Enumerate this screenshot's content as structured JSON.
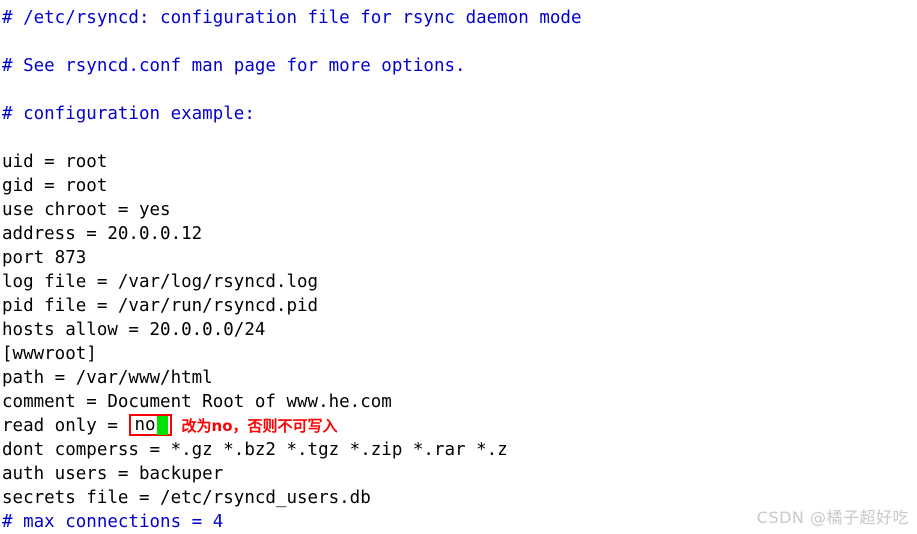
{
  "editor": {
    "lines": [
      {
        "text": "# /etc/rsyncd: configuration file for rsync daemon mode",
        "style": "comment"
      },
      {
        "text": "",
        "style": "normal"
      },
      {
        "text": "# See rsyncd.conf man page for more options.",
        "style": "comment"
      },
      {
        "text": "",
        "style": "normal"
      },
      {
        "text": "# configuration example:",
        "style": "comment"
      },
      {
        "text": "",
        "style": "normal"
      },
      {
        "text": "uid = root",
        "style": "normal"
      },
      {
        "text": "gid = root",
        "style": "normal"
      },
      {
        "text": "use chroot = yes",
        "style": "normal"
      },
      {
        "text": "address = 20.0.0.12",
        "style": "normal"
      },
      {
        "text": "port 873",
        "style": "normal"
      },
      {
        "text": "log file = /var/log/rsyncd.log",
        "style": "normal"
      },
      {
        "text": "pid file = /var/run/rsyncd.pid",
        "style": "normal"
      },
      {
        "text": "hosts allow = 20.0.0.0/24",
        "style": "normal"
      },
      {
        "text": "[wwwroot]",
        "style": "normal"
      },
      {
        "text": "path = /var/www/html",
        "style": "normal"
      },
      {
        "text": "comment = Document Root of www.he.com",
        "style": "normal"
      }
    ],
    "highlighted_line": {
      "prefix": "read only = ",
      "value": "no",
      "annotation": "改为no，否则不可写入",
      "box_color": "#ff0000",
      "cursor_color": "#00e000"
    },
    "lines_after": [
      {
        "text": "dont comperss = *.gz *.bz2 *.tgz *.zip *.rar *.z",
        "style": "normal"
      },
      {
        "text": "auth users = backuper",
        "style": "normal"
      },
      {
        "text": "secrets file = /etc/rsyncd_users.db",
        "style": "normal"
      },
      {
        "text": "# max connections = 4",
        "style": "comment"
      }
    ]
  },
  "watermark": {
    "text": "CSDN @橘子超好吃"
  }
}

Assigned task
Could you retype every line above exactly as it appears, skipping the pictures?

Task response
Enumerate this screenshot's content as structured JSON.
{
  "editor": {
    "lines": [
      {
        "text": "# /etc/rsyncd: configuration file for rsync daemon mode",
        "style": "comment"
      },
      {
        "text": "",
        "style": "normal"
      },
      {
        "text": "# See rsyncd.conf man page for more options.",
        "style": "comment"
      },
      {
        "text": "",
        "style": "normal"
      },
      {
        "text": "# configuration example:",
        "style": "comment"
      },
      {
        "text": "",
        "style": "normal"
      },
      {
        "text": "uid = root",
        "style": "normal"
      },
      {
        "text": "gid = root",
        "style": "normal"
      },
      {
        "text": "use chroot = yes",
        "style": "normal"
      },
      {
        "text": "address = 20.0.0.12",
        "style": "normal"
      },
      {
        "text": "port 873",
        "style": "normal"
      },
      {
        "text": "log file = /var/log/rsyncd.log",
        "style": "normal"
      },
      {
        "text": "pid file = /var/run/rsyncd.pid",
        "style": "normal"
      },
      {
        "text": "hosts allow = 20.0.0.0/24",
        "style": "normal"
      },
      {
        "text": "[wwwroot]",
        "style": "normal"
      },
      {
        "text": "path = /var/www/html",
        "style": "normal"
      },
      {
        "text": "comment = Document Root of www.he.com",
        "style": "normal"
      }
    ],
    "highlighted_line": {
      "prefix": "read only = ",
      "value": "no",
      "annotation": "改为no，否则不可写入",
      "box_color": "#ff0000",
      "cursor_color": "#00e000"
    },
    "lines_after": [
      {
        "text": "dont comperss = *.gz *.bz2 *.tgz *.zip *.rar *.z",
        "style": "normal"
      },
      {
        "text": "auth users = backuper",
        "style": "normal"
      },
      {
        "text": "secrets file = /etc/rsyncd_users.db",
        "style": "normal"
      },
      {
        "text": "# max connections = 4",
        "style": "comment"
      }
    ]
  },
  "watermark": {
    "text": "CSDN @橘子超好吃"
  }
}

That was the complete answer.